This article from The State newspaper came to my attention this morning. It concerns a proposed law that would, its opponents say, make it easier for developers to build on wetlands and other protected areas.
I haven’t researched the law, so I’m not writing on the particulars of it. Like many conservatives, I’m generally in favor of less bureaucracy rather than more. Like many conservative conservationists, I don’t automatically fall in with every single “green” idea heaped on the environmentalist buffet.
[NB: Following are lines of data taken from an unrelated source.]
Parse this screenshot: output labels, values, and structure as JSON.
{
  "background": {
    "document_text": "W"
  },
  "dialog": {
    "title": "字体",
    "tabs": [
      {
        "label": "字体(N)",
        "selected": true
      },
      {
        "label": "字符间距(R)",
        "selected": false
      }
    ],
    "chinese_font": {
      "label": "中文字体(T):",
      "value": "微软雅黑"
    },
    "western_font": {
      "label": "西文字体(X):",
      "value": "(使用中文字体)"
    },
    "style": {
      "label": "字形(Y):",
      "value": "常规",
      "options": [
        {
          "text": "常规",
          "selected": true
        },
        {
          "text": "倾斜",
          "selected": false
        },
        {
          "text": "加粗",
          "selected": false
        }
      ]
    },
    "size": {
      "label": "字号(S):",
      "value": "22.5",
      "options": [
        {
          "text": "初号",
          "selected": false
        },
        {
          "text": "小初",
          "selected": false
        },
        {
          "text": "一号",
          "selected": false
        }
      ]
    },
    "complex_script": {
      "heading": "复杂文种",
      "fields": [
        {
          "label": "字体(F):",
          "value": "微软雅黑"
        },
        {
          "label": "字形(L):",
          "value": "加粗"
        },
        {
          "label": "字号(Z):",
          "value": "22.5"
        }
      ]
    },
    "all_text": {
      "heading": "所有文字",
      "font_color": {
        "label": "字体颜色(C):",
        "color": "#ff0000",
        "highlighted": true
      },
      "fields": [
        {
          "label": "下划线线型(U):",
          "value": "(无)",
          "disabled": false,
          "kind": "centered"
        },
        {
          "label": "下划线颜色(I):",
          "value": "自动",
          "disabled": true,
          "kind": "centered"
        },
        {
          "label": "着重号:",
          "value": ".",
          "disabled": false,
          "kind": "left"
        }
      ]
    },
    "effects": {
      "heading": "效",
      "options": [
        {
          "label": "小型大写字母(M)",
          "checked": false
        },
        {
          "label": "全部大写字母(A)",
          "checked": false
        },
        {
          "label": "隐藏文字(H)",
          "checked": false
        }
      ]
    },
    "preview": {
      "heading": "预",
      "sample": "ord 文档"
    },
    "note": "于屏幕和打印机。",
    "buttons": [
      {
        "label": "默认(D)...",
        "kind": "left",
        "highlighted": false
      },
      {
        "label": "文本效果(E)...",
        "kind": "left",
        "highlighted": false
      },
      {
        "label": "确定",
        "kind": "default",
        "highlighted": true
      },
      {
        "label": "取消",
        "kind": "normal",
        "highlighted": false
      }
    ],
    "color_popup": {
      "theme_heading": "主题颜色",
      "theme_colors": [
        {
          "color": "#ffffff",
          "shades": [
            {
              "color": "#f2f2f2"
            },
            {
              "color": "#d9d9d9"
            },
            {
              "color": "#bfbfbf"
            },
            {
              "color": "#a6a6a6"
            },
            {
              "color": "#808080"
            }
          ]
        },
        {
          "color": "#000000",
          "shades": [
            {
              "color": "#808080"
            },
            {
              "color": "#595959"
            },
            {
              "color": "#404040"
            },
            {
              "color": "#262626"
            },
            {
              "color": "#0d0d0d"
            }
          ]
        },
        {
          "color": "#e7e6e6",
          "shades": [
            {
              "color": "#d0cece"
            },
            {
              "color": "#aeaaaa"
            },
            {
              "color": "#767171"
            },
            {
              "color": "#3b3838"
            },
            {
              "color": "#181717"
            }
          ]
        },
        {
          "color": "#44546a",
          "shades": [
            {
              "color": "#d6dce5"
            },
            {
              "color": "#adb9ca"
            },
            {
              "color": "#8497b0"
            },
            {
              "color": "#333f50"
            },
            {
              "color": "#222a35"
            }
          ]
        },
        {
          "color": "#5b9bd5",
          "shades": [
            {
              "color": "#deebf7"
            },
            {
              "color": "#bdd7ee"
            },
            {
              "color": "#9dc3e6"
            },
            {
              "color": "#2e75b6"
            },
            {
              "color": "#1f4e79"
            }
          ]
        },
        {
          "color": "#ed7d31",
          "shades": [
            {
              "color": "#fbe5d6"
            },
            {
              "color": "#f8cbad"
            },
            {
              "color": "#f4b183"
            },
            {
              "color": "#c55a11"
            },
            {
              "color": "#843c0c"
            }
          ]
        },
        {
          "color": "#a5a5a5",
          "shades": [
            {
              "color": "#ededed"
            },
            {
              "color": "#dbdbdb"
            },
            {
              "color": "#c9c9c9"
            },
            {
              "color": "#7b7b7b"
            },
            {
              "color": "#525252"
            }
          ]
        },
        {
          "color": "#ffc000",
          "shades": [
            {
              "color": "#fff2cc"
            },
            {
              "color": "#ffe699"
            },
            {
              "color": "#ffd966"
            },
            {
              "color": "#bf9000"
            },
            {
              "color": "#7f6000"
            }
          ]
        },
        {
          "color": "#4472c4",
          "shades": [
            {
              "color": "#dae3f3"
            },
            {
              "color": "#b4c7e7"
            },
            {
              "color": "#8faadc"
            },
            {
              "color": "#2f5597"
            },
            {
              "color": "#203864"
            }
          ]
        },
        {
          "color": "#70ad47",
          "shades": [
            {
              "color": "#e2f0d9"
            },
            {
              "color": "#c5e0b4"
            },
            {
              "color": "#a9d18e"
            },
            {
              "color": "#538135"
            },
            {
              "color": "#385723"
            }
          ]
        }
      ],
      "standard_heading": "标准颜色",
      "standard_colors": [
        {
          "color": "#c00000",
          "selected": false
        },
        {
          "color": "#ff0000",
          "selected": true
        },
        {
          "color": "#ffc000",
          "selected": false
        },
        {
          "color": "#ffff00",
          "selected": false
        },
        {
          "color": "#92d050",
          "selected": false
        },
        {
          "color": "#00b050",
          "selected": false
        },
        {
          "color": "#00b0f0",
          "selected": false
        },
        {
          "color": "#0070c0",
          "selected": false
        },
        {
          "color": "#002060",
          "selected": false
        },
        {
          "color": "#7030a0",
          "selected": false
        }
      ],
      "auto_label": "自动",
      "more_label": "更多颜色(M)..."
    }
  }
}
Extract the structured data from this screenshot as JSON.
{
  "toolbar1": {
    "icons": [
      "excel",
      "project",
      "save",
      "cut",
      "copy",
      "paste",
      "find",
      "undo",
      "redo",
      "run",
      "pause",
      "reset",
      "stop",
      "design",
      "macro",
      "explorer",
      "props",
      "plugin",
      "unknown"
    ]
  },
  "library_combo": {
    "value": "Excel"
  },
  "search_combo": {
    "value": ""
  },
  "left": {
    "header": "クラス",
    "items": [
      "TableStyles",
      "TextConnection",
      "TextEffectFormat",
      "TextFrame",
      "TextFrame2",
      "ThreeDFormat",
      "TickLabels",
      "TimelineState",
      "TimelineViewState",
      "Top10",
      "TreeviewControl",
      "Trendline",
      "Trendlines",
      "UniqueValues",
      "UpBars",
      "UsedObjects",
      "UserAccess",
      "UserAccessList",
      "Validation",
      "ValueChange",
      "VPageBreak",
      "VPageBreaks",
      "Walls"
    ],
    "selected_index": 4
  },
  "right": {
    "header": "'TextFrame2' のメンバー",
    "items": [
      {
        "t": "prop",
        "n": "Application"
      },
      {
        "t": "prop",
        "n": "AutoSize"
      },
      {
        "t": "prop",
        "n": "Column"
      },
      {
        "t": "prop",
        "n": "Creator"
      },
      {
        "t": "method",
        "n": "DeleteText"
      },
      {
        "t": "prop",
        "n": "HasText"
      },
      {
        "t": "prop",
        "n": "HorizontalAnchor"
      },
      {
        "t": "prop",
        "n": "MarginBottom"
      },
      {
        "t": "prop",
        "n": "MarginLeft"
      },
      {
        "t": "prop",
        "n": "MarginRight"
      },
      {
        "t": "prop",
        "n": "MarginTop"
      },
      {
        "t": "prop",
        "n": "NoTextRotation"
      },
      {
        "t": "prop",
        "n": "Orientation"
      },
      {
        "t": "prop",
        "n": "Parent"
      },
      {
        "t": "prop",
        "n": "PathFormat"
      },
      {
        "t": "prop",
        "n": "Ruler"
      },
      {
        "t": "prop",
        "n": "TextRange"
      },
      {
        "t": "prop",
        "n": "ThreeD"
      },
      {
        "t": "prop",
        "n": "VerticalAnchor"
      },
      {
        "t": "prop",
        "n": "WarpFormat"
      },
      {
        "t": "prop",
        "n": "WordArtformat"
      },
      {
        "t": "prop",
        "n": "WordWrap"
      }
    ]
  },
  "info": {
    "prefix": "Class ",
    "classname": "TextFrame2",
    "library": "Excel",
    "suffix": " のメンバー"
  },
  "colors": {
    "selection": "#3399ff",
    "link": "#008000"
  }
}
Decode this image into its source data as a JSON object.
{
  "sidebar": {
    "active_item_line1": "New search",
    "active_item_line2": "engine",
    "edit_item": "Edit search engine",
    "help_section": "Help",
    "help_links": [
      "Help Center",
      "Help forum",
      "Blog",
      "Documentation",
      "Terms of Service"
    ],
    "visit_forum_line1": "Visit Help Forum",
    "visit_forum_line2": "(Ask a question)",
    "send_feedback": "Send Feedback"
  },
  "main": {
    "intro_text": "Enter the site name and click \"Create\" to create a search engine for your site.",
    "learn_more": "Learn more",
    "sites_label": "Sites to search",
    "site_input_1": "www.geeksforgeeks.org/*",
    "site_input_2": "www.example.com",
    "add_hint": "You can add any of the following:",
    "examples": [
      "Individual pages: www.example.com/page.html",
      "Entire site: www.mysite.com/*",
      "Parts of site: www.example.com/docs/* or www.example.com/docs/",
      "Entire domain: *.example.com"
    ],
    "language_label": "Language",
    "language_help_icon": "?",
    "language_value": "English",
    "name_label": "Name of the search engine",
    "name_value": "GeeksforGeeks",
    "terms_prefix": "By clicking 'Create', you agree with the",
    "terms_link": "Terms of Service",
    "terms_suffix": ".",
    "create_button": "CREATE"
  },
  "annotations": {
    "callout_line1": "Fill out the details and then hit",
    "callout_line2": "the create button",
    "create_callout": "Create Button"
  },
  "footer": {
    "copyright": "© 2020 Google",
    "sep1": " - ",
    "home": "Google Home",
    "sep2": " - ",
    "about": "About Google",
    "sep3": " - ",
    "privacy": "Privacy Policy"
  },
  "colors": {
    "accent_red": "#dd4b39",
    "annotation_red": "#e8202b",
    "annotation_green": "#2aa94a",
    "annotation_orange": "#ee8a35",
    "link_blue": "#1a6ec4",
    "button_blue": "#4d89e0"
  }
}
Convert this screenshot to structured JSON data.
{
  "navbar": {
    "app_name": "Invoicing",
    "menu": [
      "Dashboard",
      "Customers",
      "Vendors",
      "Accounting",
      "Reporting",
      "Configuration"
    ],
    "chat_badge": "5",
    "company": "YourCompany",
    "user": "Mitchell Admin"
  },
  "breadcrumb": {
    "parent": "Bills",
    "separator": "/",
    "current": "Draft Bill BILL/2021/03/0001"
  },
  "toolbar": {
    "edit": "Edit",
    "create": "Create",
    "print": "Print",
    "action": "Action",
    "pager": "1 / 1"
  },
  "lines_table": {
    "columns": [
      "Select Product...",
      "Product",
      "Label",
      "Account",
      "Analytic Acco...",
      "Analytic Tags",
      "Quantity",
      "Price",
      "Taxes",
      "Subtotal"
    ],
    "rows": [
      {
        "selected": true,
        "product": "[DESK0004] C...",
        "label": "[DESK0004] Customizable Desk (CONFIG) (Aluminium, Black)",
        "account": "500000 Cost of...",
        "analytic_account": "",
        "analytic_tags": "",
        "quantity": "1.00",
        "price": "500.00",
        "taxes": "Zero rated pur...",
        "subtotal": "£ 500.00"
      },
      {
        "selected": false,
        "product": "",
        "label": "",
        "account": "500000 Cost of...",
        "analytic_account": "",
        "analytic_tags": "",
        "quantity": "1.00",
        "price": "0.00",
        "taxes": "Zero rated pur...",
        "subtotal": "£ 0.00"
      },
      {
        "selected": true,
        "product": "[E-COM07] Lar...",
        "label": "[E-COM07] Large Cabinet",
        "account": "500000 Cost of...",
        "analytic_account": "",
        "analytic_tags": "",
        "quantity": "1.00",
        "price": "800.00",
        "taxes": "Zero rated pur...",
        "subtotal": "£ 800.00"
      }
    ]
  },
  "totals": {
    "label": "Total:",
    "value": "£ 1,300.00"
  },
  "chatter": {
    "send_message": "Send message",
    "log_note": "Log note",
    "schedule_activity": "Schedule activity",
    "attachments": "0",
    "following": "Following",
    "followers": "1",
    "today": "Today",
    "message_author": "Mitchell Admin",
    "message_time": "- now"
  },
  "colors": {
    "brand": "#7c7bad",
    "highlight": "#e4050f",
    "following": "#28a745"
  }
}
I think it is important, however, that we not abandon common sense no matter which way we tend to lean on a given question.
Common sense on wetlands and floodplain development is this: You are not an amphibian.
Please do not build your road, business, or dream home smack in the middle of next year’s big flood.
South Carolina’s been hit two years running with disasterous flooding, and that’s a new experience for us. You know what else is a new experience for us? All these people who live here now. Development is crazy. Our metro areas are bursting with new neighborhoods. There are billboards on the interstate begging people to apply for essential jobs in the types of infrastructure industries that keep civilization rolling.
The two situations are certainly linked. Development in the flood plain leads to flooded developments. Development outside the flood plain increases the likelihood of flooding in the drainage areas, because concrete just doesn’t hold water the way a stand of pine trees and scrub oak will.
Aerial photo of South Carolina flood damage while a U.S. Army CH-47 Chinook helicopter from the South Carolina Army National Guard’s 2-238th General Support Aviation Battalion Detachment 1, conducts a sandbagging mission to Columbia, S.C., Oct. 7, 2015.(U.S. Air National Guard photo by Airman Megan Floyd/Released) Via Wikimedia [Public Domain].